PROBLEM REQUIREMENTS: When a line below contains the word "icon", copy that line.

Web page and app entries

★ ★ ★ ★ ★ ★ ★

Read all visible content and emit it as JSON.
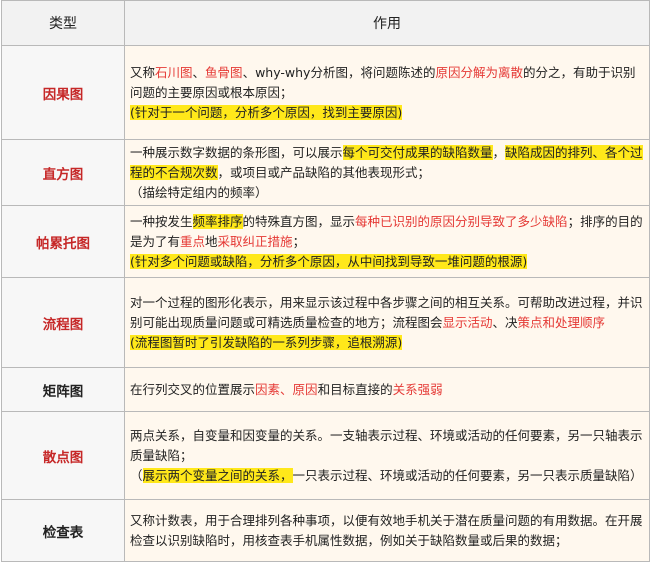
{
  "header": {
    "type": "类型",
    "usage": "作用"
  },
  "rows": [
    {
      "name": "因果图",
      "d": [
        "又称",
        "石川图",
        "、",
        "鱼骨图",
        "、why-why分析图，将问题陈述的",
        "原因分解为离散",
        "的分之，有助于识别问题的主要原因或根本原因；",
        "(针对于一个问题，分析多个原因，找到主要原因)"
      ]
    },
    {
      "name": "直方图",
      "d": [
        "一种展示数字数据的条形图，可以展示",
        "每个可交付成果的缺陷数量",
        "，",
        "缺陷成因的排列、各个过程的不合规次数",
        "，或项目或产品缺陷的其他表现形式；",
        "（描绘特定组内的频率）"
      ]
    },
    {
      "name": "帕累托图",
      "d": [
        "一种按发生",
        "频率排序",
        "的特殊直方图，显示",
        "每种已识别的原因分别导致了多少缺陷",
        "；排序的目的是为了有",
        "重点",
        "地",
        "采取纠正措施",
        "；",
        "(针对多个问题或缺陷，分析多个原因，从中间找到导致一堆问题的根源)"
      ]
    },
    {
      "name": "流程图",
      "d": [
        "对一个过程的图形化表示，用来显示该过程中各步骤之间的相互关系。可帮助改进过程，并识别可能出现质量问题或可精选质量检查的地方；流程图会",
        "显示活动",
        "、决",
        "策点和处理顺序",
        "(流程图暂时了引发缺陷的一系列步骤，追根溯源)"
      ]
    },
    {
      "name": "矩阵图",
      "d": [
        "在行列交叉的位置展示",
        "因素",
        "、",
        "原因",
        "和目标直接的",
        "关系强弱"
      ]
    },
    {
      "name": "散点图",
      "d": [
        "两点关系，自变量和因变量的关系。一支轴表示过程、环境或活动的任何要素，另一只轴表示质量缺陷；",
        "（",
        "展示两个变量之间的关系，",
        "一只表示过程、环境或活动的任何要素，另一只表示质量缺陷）"
      ]
    },
    {
      "name": "检查表",
      "d": [
        "又称计数表，用于合理排列各种事项，以便有效地手机关于潜在质量问题的有用数据。在开展检查以识别缺陷时，用核查表手机属性数据，例如关于缺陷数量或后果的数据；"
      ]
    }
  ]
}
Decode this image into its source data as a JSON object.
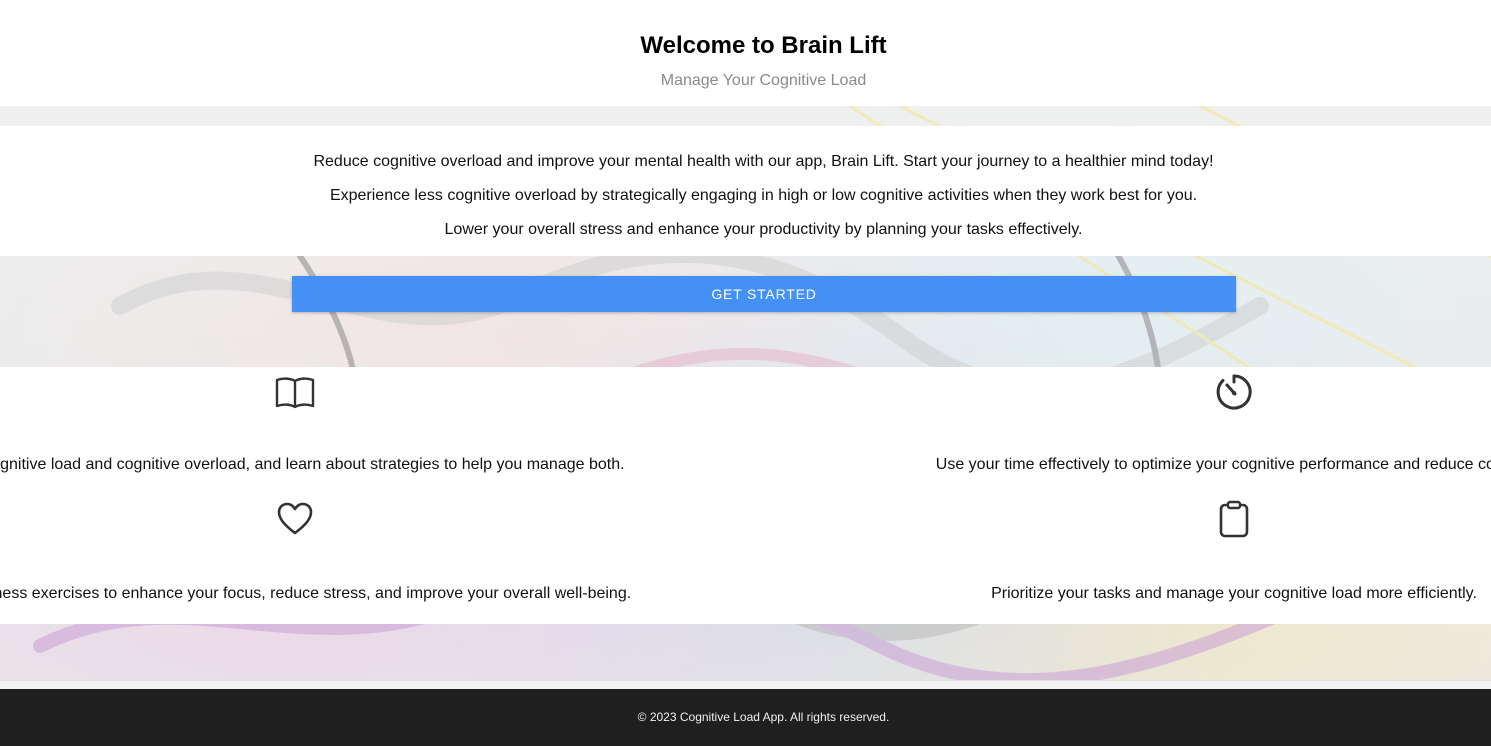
{
  "header": {
    "title": "Welcome to Brain Lift",
    "subtitle": "Manage Your Cognitive Load"
  },
  "intro": {
    "lines": [
      "Reduce cognitive overload and improve your mental health with our app, Brain Lift. Start your journey to a healthier mind today!",
      "Experience less cognitive overload by strategically engaging in high or low cognitive activities when they work best for you.",
      "Lower your overall stress and enhance your productivity by planning your tasks effectively."
    ]
  },
  "cta": {
    "label": "GET STARTED",
    "color": "#4490f5"
  },
  "features": [
    {
      "icon": "open-book-icon",
      "text": "ut cognitive load and cognitive overload, and learn about strategies to help you manage both."
    },
    {
      "icon": "timer-icon",
      "text": "Use your time effectively to optimize your cognitive performance and reduce cognitiv"
    },
    {
      "icon": "heart-icon",
      "text": "ndfulness exercises to enhance your focus, reduce stress, and improve your overall well-being."
    },
    {
      "icon": "clipboard-icon",
      "text": "Prioritize your tasks and manage your cognitive load more efficiently."
    }
  ],
  "footer": {
    "text": "© 2023 Cognitive Load App. All rights reserved.",
    "background": "#1f1f1f"
  }
}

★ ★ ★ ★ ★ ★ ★

PROBLEM SOLUTION:
      "icon": "open-book-icon",
      "icon": "timer-icon",
      "icon": "heart-icon",
      "icon": "clipboard-icon",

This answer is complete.